The taimen is occasionally taken, usually illegally, for commercial purposes; it does not fare well at market.
A Threatened Species
The taimen is considered a freshwater megafish, but like many other megafish around the globe, the taimen is threatened with extinction. Between the years 2000 and 2004, scientists completed a four year study of the taimen on the Eg and Uur rivers in Khovsgol, Mongolia. The study involved sixty miles stretches of each river. The study proved that the taimen – sometimes called the Eurasian trout, has become far too rare and endangered to sustain any form of commercial or recreational harvest. Removing even one of these fishes from the population means years of time has to pass before a viable reproductive fish can replace it.
Last Stronghold of the Taimen
The National Geographic Society has instituted a multi-year effort to study and document over twenty species of at-risk endangered freshwater fish around the world. The taimen is included in this group.
This project encompasses singular species that comprise the group known as “megafish”; those that grow at least six feet in length or 220 pounds in weight. Over seventy percent of these species are already on the verge of extinction resulting from pollution, poor resource management and loss of habitat.
The taimen is the only fish in the group, belonging to the trout or salmon genus that grows large enough to be an esteemed member of this elite group. In China, the taimen has already been over fished to the very brink of extinction. Russia, as well, has harvested the taimen to the classification of “greatly at risk”. The last great stronghold of the taimen is Mongolia’s Eg-Uur river system. Being populated by nomadic herdsmen, the population of fishermen is quite small.
With the introduction of outdoor adventure experiences and fishing for recreation, fueled mostly by western travelers and adventurers, poaching of taimen is on the rise.
The studies conducted on the taimen have rendered less than promising results. The number of fish tagged by scientists annually is right around one hundred specimens, where they hope to learn more about the fish’s behavioral patterns.
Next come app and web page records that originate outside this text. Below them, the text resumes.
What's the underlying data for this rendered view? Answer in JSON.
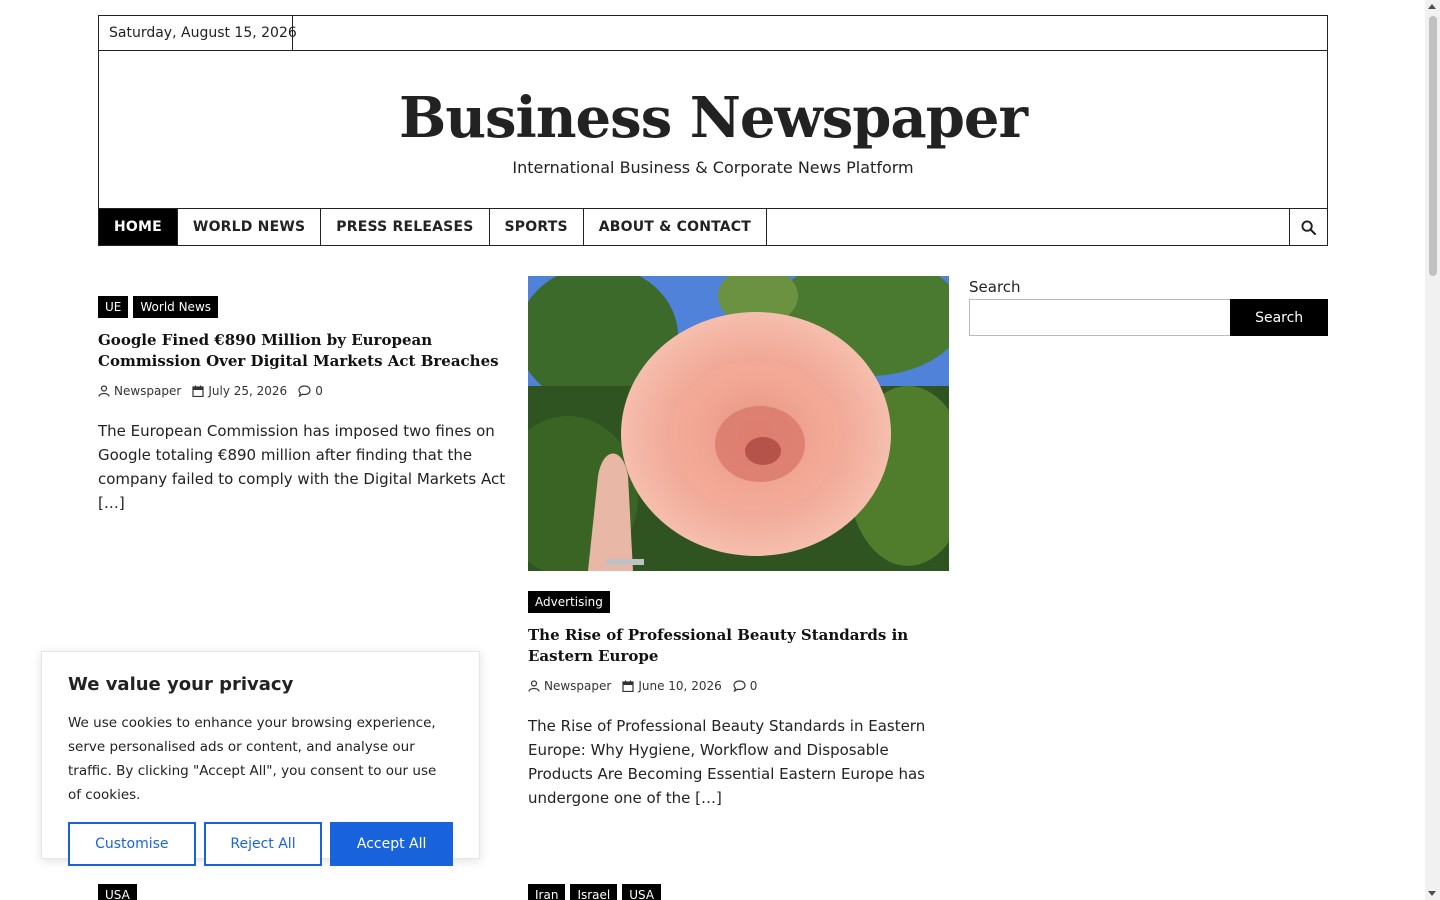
{
  "topbar": {
    "date": "Saturday, August 15, 2026"
  },
  "header": {
    "title": "Business Newspaper",
    "tagline": "International Business & Corporate News Platform"
  },
  "nav": {
    "items": [
      {
        "label": "HOME"
      },
      {
        "label": "WORLD NEWS"
      },
      {
        "label": "PRESS RELEASES"
      },
      {
        "label": "SPORTS"
      },
      {
        "label": "ABOUT & CONTACT"
      }
    ],
    "search_icon": "search-icon"
  },
  "articles": [
    {
      "tags": [
        "UE",
        "World News"
      ],
      "title": "Google Fined €890 Million by European Commission Over Digital Markets Act Breaches",
      "author": "Newspaper",
      "date": "July 25, 2026",
      "comments": "0",
      "excerpt": "The European Commission has imposed two fines on Google totaling €890 million after finding that the company failed to comply with the Digital Markets Act […]"
    },
    {
      "image": "rose-photo",
      "tags": [
        "Advertising"
      ],
      "title": "The Rise of Professional Beauty Standards in Eastern Europe",
      "author": "Newspaper",
      "date": "June 10, 2026",
      "comments": "0",
      "excerpt": "The Rise of Professional Beauty Standards in Eastern Europe: Why Hygiene, Workflow and Disposable Products Are Becoming Essential Eastern Europe has undergone one of the […]"
    },
    {
      "tags": [
        "USA"
      ]
    },
    {
      "tags": [
        "Iran",
        "Israel",
        "USA"
      ]
    }
  ],
  "sidebar": {
    "search_label": "Search",
    "search_button": "Search",
    "search_value": ""
  },
  "cookie": {
    "title": "We value your privacy",
    "text": "We use cookies to enhance your browsing experience, serve personalised ads or content, and analyse our traffic. By clicking \"Accept All\", you consent to our use of cookies.",
    "customise": "Customise",
    "reject": "Reject All",
    "accept": "Accept All",
    "accent": "#1863dc"
  }
}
In the Eg-Uur river basin, scientists estimate a population of approximately two thousand taimen of twenty-six inches or more. The telemetric technology that is being utilized is proving that these fish migrate very little during their lifetimes, although there are those rogues who have been tracked as traveling fifty miles or more from their tag sites. Since the taimen is extremely territorial, it makes them predictable and therefore vulnerable to poaching. Once people location a spot on the river holding large fish, they keep coming back until every fish is harvested.
There are adventure guides, mostly based in the U.S., offering the chance to catch and release the biggest salmon on the planet. By law, they must utilize single shank, barbless hooks and the fish must be released unmolested. Taimen are very strong fish and can be caught multiple times without being harmed.
Of course, bringing sport fishing to Mongolia helps to stabilize their economy is a big way. The recently founded Taimen Conservation Fund supports preservation of the taimen and sustainable fishing.
Battle for Survival
Scientists and researchers who have been tagging these fish see them living in the same deep holes in the rivers over a period of years. It’s almost as though they have formed a personal bond with the fish, even naming them in some instances. They want to see these fish retain their positions as apex predators, part of the food chain and the life cycle of the earth. Those affiliated with the National Geographic Society’s efforts view their efforts as a chance – perhaps the last chance – to protect the taimen before it disappears forever.